Born of extraordinary artists and self-described 'Hippies', Luke is the product of a home that truly cultivated creativity. The youngest of four children, his music is the modern manifestation of the introspective and enlightened notions instilled by his parents. Bob and Wanda spawned a self- awareness that makes Luke's music inherently reflective, without need of gimmick or novelty. His insightful and thoughtful lyrics make it easy to imagine that if Hurt Street were located in some distant galaxy, this is still the music he would create.

An unlikely series of childhood ailments provided Luke with an early sense of perspective that many never find even as adults. A bout of spinal meningitis proved almost fatal, a paintball accident left him blind in one eye and some years later a severe heatstroke left him struggling to overcome temporary brain damage and amnesia. And though these experiences inevitably influence his music, it is not in the fatalistic way you might expect.
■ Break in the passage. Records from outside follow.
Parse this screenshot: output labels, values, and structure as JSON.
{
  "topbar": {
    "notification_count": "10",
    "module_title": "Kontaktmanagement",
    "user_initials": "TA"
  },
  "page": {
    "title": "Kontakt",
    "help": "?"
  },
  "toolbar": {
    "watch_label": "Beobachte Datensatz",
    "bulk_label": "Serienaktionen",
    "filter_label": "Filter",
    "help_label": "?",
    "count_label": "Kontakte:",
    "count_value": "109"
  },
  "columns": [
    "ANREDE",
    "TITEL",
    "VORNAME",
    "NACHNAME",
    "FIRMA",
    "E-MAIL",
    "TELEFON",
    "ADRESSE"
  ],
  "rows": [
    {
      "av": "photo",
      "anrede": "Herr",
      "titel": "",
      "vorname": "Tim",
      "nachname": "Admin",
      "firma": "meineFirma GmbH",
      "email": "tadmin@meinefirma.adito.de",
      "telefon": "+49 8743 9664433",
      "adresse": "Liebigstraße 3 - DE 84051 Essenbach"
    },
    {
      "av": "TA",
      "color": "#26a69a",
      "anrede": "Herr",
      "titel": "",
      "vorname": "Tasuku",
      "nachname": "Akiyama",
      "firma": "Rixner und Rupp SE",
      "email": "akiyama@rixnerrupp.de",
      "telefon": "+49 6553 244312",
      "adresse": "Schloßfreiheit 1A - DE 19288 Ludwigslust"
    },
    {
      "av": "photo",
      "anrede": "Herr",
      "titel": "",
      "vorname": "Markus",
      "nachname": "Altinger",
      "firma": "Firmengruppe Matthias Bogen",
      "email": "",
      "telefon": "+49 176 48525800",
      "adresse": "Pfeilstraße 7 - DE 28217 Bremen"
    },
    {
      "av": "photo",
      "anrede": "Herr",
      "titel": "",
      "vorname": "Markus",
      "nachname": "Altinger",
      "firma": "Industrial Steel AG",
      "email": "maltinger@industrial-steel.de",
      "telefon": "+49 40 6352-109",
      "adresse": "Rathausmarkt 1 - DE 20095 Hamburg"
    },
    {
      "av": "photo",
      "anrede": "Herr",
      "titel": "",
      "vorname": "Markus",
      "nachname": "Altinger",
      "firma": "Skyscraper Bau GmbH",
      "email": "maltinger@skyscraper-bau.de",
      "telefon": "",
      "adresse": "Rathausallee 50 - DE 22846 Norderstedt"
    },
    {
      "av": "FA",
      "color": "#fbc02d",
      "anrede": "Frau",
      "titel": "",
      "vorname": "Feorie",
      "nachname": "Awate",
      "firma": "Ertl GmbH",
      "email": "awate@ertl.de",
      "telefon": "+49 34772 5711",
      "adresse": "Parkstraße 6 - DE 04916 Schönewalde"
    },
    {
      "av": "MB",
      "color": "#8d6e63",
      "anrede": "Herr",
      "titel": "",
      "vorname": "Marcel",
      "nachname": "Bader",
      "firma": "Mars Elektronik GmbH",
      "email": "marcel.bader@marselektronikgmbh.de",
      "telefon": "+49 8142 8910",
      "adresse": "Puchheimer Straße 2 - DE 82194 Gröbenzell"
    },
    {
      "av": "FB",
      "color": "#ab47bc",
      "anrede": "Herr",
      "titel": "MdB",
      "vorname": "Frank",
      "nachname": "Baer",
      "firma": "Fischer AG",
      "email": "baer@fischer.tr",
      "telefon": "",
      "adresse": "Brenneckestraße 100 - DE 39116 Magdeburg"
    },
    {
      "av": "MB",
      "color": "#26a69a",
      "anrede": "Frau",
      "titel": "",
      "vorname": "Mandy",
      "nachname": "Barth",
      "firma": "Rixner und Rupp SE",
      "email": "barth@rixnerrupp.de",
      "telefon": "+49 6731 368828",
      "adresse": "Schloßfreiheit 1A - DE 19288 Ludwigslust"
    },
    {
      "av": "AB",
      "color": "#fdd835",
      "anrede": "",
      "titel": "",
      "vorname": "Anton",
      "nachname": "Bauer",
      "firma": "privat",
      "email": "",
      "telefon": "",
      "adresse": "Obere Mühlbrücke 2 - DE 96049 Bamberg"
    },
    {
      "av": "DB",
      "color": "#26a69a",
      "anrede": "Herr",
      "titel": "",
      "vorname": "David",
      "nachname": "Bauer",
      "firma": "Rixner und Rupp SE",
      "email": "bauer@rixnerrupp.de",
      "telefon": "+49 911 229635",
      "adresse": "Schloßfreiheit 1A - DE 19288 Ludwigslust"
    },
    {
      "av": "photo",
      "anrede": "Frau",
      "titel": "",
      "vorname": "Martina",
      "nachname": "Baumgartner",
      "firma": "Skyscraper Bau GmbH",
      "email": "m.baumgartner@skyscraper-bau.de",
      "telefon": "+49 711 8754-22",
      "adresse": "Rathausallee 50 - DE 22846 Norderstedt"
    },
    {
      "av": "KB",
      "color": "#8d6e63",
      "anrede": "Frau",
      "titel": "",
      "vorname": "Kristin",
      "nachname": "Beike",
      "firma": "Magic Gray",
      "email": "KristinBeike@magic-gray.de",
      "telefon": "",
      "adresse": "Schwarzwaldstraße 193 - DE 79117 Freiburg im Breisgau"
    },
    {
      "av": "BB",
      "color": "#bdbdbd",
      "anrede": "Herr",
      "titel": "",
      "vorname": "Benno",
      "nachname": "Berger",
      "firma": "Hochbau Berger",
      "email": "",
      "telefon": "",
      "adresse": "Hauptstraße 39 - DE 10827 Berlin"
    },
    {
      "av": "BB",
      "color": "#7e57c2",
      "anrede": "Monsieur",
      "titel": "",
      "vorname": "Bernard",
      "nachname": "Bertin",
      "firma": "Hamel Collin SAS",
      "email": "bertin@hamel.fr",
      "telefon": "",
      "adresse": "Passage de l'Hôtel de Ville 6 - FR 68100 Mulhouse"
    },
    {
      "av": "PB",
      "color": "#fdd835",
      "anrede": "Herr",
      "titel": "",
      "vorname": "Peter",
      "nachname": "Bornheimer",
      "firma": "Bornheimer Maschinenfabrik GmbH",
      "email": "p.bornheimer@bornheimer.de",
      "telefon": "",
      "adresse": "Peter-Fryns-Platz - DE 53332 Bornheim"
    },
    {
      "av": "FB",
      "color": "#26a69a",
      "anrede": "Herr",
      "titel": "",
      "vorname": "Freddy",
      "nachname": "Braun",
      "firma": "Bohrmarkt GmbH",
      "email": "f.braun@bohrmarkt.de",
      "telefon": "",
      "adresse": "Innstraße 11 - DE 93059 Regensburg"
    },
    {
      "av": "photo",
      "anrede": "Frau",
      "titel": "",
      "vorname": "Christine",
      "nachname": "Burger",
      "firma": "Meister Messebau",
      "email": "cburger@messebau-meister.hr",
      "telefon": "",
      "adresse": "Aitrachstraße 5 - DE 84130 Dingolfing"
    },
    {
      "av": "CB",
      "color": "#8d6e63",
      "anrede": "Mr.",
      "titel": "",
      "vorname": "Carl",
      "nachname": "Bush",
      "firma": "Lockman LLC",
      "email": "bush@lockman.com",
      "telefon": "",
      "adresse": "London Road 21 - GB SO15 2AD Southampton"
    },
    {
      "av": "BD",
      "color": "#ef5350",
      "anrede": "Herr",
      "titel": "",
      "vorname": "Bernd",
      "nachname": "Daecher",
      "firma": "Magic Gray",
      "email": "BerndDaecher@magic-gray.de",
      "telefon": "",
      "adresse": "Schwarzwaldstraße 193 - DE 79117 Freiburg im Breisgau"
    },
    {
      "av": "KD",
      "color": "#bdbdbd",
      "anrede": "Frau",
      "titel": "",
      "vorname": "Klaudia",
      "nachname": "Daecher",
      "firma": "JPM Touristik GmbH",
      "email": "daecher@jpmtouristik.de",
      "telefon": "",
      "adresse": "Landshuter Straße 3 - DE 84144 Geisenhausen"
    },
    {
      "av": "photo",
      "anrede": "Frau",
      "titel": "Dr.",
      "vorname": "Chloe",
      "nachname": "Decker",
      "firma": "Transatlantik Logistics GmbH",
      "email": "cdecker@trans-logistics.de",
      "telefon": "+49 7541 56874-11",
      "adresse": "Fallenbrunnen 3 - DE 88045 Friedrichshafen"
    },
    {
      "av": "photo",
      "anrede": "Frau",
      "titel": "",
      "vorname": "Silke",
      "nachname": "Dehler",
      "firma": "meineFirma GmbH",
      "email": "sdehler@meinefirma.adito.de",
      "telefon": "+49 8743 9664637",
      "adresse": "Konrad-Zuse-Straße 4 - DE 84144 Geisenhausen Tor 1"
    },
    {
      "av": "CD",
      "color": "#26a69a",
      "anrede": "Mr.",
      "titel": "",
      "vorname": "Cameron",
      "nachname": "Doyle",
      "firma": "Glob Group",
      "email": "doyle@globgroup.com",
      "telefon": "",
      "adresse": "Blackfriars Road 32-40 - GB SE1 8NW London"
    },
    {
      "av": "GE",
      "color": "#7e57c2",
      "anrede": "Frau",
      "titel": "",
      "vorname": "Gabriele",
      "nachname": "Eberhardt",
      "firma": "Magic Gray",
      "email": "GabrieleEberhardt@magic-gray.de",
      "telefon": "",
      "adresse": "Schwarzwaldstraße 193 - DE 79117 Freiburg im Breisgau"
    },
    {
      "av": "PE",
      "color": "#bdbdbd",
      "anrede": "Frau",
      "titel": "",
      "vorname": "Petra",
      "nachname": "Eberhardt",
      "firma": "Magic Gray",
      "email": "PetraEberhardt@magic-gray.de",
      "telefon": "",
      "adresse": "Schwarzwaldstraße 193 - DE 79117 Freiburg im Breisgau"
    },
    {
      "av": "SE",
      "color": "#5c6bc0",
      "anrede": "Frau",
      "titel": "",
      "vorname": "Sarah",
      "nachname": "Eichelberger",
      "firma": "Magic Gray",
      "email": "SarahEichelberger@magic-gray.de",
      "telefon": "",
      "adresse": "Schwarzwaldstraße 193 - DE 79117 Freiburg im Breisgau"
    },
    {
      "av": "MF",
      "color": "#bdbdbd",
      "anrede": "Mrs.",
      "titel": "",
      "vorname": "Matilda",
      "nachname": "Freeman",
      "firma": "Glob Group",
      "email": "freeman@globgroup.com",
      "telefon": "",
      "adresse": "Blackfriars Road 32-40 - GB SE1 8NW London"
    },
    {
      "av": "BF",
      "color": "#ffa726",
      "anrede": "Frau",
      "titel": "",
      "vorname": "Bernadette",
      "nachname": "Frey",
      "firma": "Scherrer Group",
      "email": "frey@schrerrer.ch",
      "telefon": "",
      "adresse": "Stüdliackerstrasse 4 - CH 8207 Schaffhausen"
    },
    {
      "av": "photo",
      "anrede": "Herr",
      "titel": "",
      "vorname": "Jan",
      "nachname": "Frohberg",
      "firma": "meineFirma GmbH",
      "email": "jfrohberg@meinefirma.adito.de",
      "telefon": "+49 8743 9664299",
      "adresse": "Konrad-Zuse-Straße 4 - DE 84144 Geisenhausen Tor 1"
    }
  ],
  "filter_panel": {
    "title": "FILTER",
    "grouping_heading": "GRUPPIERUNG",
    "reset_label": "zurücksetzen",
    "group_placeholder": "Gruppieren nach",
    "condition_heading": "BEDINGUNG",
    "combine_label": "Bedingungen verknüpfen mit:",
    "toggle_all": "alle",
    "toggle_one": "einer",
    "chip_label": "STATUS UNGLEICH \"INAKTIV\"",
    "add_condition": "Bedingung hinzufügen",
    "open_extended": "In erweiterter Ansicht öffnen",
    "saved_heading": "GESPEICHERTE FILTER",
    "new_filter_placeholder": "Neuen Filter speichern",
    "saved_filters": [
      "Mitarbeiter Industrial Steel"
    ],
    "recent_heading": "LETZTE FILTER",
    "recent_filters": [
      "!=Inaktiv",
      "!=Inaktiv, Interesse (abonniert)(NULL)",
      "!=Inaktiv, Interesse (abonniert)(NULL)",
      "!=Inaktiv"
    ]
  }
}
While his songs may have that soulful 'written on the porch because the house was too damned hot' feel, the end result is a style that feels ever hopeful.

It is but a few times in a generation that an artist comes along with the potential to reflect so honestly the human condition. Such a calling requires a humility and self-awareness that seldom find an artist until late in his career, when he's turned the corner from idealistic to philosophical. Often young singer-songwriters aspire to draw a picture with words, a melodic expression of the visual, hoping to capture a single meaningful moment in time. Luke aspires to capture our journey through it - and his sophomore album, "The River", speaks to a brilliant departure on that journey.

The spring release of "The River" and a swell of media coverage have prompted renewed comparison to the likes of Ray LaMontagne. Each stylistically unique, Luke surrounds himself with exceptional musicians and remains keenly aware as to his place in the musical equation. His incomparable musicality requires more of the accompaniment than just support of the lyric, he allows it to build a distinctive setting in which to tell his story. When performing with his full band, Luke's boisterous horn section and soulful voice are the perfect paring of audacity and nuance.

Luke's writing is always honest and never self-indulgent, creating music that feels as much a part of the listener as the artist. His 'damaged in transport but absolutely delivered' charm has endeared him to his audience and encouraged a rabid following wherever he performs. Instinctively, Luke seems to realize that his success is always secondary to the song, resulting in a refreshing vulnerability that you couldn't touch with a ten foot pole.

Music is at once frivolous and necessary. That rare artist willing to embrace this idea will become timeless, making the music that comes to describe generations and cultures, not simply as historical narrative, but as a conscious identity by which we willingly choose to define ourselves in real time.

Meet Luke Wade.
Venue Information:
Music Farm Columbia
1022 Senate Street
Columbia, SC, 29201
http://www.musicfarm.com/venues/music-farm-columbia/upcoming-shows/